Thursday, January 6, 2011

We Will Run the Race: On the Immensity and Necessity of Education and the Faithfulness of Christ

We're doing a half-day retreat with a few schools' worth of teachers next week.  I wrote this to process my own thoughts on the reading we chose for the theme as I started working on the program.
I charge you in the presence of God and of Christ Jesus, who will judge the living and the dead, and by his appearing and his kingly power: proclaim the word; be persistent whether it is convenient or inconvenient; convince, reprimand, encourage through all patience and teaching.
For the time will come when people will not tolerate sound doctrine but, following their own desires and insatiable curiosity, will accumulate teachers and will stop listening to the truth and will be diverted to myths. But you, be self-possessed in all circumstances; put up with hardship; perform the work of an evangelist; fulfill your ministry.
For I am already being poured out like a libation, and the time of my departure is at hand. I have competed well; I have finished the race; I have kept the faith. From now on the crown of righteousness awaits me, which the Lord, the just judge, will award to me on that day, and not only to me, but to all who have longed for his appearance.
2 Timothy 4: 1-8 
Teachers are responsible for the formation of minds and spirits; for the futures of entire generations of children.  They don’t get periods of time where they can lapse. The game doesn't end when the kids leave their classrooms in June, they go on to the next teacher, and the sixth grade teacher needs to be able to count on the fifth grade teacher, who needs to count on the fourth, and so on.  It's a paradoxical profession: the work itself is done solo, but each teacher feels deeply the repercussions of their colleagues’ work, for good or ill. The short and long view must exist simultaneously.

When the kids walk into a classroom, their new teacher might be able to ride the momentum from their previous teachers, or might have miles and miles of ground to make up. In either case, the job is the same: get them ready for the next step.

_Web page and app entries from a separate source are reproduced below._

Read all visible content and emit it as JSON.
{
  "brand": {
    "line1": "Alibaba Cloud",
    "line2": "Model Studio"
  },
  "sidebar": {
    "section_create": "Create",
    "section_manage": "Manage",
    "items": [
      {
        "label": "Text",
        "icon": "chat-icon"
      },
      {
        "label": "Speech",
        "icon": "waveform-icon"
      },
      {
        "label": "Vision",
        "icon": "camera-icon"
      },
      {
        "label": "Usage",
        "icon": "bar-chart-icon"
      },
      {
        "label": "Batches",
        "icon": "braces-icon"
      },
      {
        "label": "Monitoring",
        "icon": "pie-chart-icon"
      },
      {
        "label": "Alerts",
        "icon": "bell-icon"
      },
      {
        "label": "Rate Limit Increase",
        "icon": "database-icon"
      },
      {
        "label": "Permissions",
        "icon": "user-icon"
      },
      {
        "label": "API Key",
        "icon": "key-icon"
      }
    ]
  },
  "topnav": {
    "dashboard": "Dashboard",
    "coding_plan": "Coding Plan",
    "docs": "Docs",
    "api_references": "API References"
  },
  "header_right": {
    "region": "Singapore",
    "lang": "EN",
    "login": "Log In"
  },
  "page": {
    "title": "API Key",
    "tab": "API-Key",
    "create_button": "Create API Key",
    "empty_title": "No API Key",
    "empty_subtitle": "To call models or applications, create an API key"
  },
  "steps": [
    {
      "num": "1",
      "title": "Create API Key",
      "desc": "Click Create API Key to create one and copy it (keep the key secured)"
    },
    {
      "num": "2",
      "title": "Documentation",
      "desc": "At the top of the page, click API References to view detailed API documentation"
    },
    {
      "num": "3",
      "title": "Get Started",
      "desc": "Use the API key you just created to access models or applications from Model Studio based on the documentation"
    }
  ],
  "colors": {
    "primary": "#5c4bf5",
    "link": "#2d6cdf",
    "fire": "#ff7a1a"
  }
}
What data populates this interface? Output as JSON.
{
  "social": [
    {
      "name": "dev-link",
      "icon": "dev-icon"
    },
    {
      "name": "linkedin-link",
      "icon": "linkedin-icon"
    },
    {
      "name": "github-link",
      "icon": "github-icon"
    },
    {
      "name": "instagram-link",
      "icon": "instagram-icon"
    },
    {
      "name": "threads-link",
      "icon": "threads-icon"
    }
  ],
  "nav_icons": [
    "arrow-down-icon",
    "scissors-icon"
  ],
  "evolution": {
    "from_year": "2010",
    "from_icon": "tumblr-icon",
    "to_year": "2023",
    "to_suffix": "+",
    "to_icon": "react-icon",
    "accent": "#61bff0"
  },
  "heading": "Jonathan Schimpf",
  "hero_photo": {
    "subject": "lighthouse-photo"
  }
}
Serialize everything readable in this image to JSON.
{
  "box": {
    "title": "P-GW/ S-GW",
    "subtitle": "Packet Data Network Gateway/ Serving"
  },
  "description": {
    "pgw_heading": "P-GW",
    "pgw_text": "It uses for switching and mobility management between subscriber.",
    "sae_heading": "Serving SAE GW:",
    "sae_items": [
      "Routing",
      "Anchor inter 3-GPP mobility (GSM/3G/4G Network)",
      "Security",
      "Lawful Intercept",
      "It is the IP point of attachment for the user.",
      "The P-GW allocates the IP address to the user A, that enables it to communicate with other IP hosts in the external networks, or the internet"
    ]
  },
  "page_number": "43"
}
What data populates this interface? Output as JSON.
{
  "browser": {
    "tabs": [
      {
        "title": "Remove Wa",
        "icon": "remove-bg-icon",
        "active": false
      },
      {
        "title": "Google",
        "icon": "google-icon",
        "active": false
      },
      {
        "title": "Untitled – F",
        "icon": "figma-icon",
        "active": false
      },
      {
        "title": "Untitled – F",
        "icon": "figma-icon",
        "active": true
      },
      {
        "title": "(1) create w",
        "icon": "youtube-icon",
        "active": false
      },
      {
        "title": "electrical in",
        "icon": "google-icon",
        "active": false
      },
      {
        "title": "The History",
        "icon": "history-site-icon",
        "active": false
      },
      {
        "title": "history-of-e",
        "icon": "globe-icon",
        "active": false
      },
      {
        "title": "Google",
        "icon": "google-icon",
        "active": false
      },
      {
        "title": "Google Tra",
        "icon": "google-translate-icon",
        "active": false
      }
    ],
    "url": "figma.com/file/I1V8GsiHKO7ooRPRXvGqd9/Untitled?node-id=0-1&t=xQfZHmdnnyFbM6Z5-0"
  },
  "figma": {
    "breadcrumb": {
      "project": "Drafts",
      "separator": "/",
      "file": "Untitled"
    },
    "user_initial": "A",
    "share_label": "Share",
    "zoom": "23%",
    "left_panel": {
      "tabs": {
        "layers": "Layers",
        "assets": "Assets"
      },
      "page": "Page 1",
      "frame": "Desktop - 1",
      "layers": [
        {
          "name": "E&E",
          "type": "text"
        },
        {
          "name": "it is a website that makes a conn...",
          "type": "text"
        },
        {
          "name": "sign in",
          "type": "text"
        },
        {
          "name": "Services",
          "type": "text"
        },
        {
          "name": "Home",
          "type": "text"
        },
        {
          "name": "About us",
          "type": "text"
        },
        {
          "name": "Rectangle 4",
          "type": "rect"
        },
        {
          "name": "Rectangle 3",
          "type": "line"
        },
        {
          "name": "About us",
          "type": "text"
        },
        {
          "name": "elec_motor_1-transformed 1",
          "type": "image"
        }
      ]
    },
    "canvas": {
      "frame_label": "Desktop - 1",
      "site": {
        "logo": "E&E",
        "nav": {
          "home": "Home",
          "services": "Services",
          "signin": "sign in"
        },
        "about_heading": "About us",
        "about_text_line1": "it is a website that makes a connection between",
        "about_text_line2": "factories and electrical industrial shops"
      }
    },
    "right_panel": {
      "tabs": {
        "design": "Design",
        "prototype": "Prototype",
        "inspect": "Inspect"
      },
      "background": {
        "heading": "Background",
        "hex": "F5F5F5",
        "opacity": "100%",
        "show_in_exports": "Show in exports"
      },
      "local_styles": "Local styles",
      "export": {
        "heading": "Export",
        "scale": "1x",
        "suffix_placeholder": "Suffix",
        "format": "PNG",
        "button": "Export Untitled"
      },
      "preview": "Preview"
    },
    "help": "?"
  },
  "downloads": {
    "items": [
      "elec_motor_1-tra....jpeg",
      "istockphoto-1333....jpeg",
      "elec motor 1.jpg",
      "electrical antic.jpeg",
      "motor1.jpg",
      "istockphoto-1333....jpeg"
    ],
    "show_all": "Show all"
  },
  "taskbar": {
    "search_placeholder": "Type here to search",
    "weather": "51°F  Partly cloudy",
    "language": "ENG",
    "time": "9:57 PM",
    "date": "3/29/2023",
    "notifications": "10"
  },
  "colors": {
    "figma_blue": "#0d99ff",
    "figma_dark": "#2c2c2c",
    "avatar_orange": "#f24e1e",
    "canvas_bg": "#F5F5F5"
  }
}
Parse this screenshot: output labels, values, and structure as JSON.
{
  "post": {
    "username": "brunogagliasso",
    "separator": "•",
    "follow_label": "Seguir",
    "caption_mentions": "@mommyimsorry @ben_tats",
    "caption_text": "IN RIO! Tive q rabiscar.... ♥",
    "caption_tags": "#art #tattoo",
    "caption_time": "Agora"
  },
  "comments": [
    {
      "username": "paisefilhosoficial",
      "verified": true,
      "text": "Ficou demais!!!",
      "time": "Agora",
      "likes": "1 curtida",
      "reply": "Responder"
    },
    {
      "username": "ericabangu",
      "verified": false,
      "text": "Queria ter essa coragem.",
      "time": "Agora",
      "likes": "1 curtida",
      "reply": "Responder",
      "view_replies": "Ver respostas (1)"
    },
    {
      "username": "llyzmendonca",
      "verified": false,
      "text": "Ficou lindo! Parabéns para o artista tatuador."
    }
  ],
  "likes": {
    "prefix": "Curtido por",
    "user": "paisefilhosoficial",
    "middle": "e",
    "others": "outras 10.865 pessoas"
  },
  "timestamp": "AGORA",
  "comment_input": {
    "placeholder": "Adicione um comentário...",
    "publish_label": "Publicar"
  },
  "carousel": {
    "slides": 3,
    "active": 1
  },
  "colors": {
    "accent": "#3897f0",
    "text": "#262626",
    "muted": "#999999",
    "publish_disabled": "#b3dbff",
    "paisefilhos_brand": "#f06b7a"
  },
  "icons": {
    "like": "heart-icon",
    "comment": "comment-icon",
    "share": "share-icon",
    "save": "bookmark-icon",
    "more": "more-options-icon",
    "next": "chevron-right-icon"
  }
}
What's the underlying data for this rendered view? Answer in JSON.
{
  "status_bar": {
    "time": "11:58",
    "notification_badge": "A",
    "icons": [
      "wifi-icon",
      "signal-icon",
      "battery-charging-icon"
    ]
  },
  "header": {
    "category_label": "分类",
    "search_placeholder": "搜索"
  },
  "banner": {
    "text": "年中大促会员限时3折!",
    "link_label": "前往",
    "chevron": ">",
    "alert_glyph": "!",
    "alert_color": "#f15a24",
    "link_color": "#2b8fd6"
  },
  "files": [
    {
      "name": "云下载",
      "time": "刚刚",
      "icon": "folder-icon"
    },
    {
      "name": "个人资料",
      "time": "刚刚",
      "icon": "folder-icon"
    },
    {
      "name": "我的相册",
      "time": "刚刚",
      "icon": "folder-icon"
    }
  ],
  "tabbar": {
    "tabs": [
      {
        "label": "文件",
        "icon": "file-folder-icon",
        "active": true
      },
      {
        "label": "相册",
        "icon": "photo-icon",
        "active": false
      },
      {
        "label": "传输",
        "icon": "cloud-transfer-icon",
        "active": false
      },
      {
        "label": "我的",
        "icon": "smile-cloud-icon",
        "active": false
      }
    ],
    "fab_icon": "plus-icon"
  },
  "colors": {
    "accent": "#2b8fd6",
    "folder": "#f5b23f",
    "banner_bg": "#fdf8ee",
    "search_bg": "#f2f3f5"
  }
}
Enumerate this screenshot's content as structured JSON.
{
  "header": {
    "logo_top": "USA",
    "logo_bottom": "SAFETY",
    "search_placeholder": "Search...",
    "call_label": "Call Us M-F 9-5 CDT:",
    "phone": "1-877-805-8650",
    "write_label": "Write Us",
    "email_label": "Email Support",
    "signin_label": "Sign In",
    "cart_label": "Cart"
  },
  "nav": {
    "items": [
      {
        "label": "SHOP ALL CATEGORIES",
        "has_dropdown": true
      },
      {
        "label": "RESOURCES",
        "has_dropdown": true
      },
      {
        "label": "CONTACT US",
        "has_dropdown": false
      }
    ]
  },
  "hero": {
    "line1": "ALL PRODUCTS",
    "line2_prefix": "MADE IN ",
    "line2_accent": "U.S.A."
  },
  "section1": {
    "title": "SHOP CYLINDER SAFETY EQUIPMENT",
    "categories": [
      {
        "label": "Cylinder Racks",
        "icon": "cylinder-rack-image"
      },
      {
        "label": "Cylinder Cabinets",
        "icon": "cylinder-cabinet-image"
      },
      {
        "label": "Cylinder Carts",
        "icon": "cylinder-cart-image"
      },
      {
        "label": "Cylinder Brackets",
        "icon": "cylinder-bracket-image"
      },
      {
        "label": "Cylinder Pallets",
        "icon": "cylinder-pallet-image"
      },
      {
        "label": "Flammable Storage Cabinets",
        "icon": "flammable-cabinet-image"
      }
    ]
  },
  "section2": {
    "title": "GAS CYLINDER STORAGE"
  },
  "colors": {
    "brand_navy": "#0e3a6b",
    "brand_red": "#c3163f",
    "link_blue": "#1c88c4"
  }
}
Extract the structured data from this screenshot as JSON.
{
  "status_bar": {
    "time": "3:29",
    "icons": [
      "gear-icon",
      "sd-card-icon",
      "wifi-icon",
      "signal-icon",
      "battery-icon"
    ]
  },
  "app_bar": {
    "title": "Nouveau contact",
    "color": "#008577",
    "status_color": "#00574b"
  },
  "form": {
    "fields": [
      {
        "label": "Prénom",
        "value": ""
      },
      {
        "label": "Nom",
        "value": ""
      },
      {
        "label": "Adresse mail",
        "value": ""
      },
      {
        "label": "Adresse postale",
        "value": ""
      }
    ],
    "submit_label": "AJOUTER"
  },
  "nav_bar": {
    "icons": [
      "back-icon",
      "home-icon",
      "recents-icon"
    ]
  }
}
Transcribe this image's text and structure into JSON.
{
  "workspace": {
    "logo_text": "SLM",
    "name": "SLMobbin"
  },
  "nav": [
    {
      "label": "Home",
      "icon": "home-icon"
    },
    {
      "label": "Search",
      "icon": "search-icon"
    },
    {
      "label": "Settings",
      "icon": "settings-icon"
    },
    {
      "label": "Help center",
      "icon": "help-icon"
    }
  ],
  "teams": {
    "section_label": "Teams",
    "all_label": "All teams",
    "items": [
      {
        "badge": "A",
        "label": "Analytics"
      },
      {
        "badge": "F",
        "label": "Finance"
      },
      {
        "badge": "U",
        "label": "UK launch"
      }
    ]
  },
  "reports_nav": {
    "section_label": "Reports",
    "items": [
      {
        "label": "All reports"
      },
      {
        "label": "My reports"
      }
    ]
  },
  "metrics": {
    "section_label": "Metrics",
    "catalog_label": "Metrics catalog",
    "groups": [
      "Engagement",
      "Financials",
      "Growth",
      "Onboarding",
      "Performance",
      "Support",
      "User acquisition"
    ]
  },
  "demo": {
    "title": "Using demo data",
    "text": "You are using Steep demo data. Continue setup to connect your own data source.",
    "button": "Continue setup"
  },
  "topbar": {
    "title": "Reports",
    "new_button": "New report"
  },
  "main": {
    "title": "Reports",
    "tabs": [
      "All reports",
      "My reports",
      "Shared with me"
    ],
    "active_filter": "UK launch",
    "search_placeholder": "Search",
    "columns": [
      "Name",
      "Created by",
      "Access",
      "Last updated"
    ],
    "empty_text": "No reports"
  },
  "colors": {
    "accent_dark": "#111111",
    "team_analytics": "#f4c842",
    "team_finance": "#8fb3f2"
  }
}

The objective is to get the students where they need to be. Full stop. As the saying goes, it’s that simple and it’s that hard. It’s hard because a legion of outside -- family, neighborhoods, economic status, friends, previous teachers, motivation, learning difficulties, resources, time, and on and on – cohere and expand each other to make the task seems practically impossible. It’s simple because not one of those things ultimately changes the objective. Both as a profession and a vocation, teaching obligates its practitioners to strive towards the goal, no matter what. All this because nothing, outside of the family, is more important.

So it’s critical – absolutely, utterly critical – that teachers stick to their guns and teach, no matter what; that they run the race and preserve; that they keep the faith in their students’ abilities and in God’s unwavering presence in their ministry; that they perform the work of the evangelist by permitting the Holy Spirit to work in and through them.

In every moment of this immense task, there is unlimited possibility.  If the bottom line is that teachers have to teach, no matter what, and if it is so critical, then there can be no doubt that God is intimately and thoroughly involved in the ministry of education. There can be no doubt that He will give those who take up this vocation what they need, so long as we are willing to really take it up. Whatever we hold back diminishes the results, but the returns are exponentially greater than what we give up if we pour ourselves out -- if we run the race.

1 comment:

nath99 said...

Did anyone listen to this audio- An Open Message to the Pope saying that the truth about the True Jesus lies hidden?